After an initial MRI scan, the participants were instructed to do Internet searches for an hour on each of seven days in the next two weeks.

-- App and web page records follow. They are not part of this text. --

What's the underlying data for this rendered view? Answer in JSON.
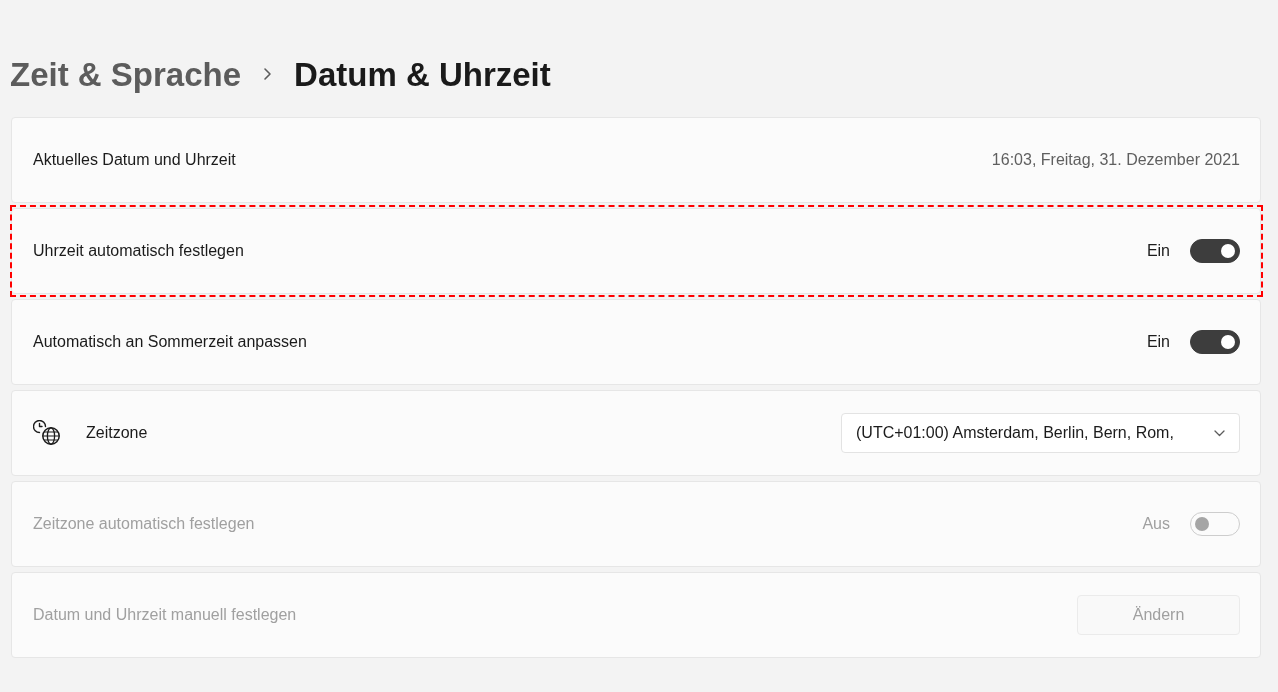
{
  "breadcrumb": [
    {
      "label": "Zeit & Sprache",
      "current": false
    },
    {
      "label": "Datum & Uhrzeit",
      "current": true
    }
  ],
  "settings": [
    {
      "kind": "info",
      "label": "Aktuelles Datum und Uhrzeit",
      "value": "16:03, Freitag, 31. Dezember 2021",
      "disabled": false,
      "highlighted": false
    },
    {
      "kind": "toggle",
      "label": "Uhrzeit automatisch festlegen",
      "state_label": "Ein",
      "on": true,
      "disabled": false,
      "highlighted": true
    },
    {
      "kind": "toggle",
      "label": "Automatisch an Sommerzeit anpassen",
      "state_label": "Ein",
      "on": true,
      "disabled": false,
      "highlighted": false
    },
    {
      "kind": "dropdown",
      "label": "Zeitzone",
      "value": "(UTC+01:00) Amsterdam, Berlin, Bern, Rom,",
      "disabled": false,
      "highlighted": false
    },
    {
      "kind": "toggle",
      "label": "Zeitzone automatisch festlegen",
      "state_label": "Aus",
      "on": false,
      "disabled": true,
      "highlighted": false
    },
    {
      "kind": "button",
      "label": "Datum und Uhrzeit manuell festlegen",
      "button": "Ändern",
      "disabled": true,
      "highlighted": false
    }
  ]
}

They then returned to the clinic for more brain scans.

"At baseline, those with prior Internet experience showed a much greater extent of brain activation," Small said.

After at-home practice, however, those who had just been introduced to the Internet were catching up to those who were old hands, the study found.

"This is a demonstration that, over a relatively short period of time, patterns of brain activation while engaging in cognitive activities change," Lipton said. "That is at least a first step toward gaining insight into the mechanisms that might allow cognitive engagement to influence brain function."

But, Small said, beware how you use the Internet.

"You can exercise your mind by using the Internet, but it depends on how it's used," he explained. "If you get hooked on gambling or eBay shopping, that may not be positive."

SOURCES: Gary Small, M.D., professor, psychiatry, Semel Institute for Neuroscience and Human Behavior, University of California, Los Angeles; Richard Lipton, M.D., professor, neurology and epidemiology, Albert Einstein College of Medicine, New York City; Paul Sanberg, Ph.D., D.Sc., professor, neurosurgery, and director, University of South Florida Center of Excellence for Aging and Brain Repair, Tampa, Fla.; Oct. 19, 2009, presentation, Society for Neuroscience 2009 meeting, Chicago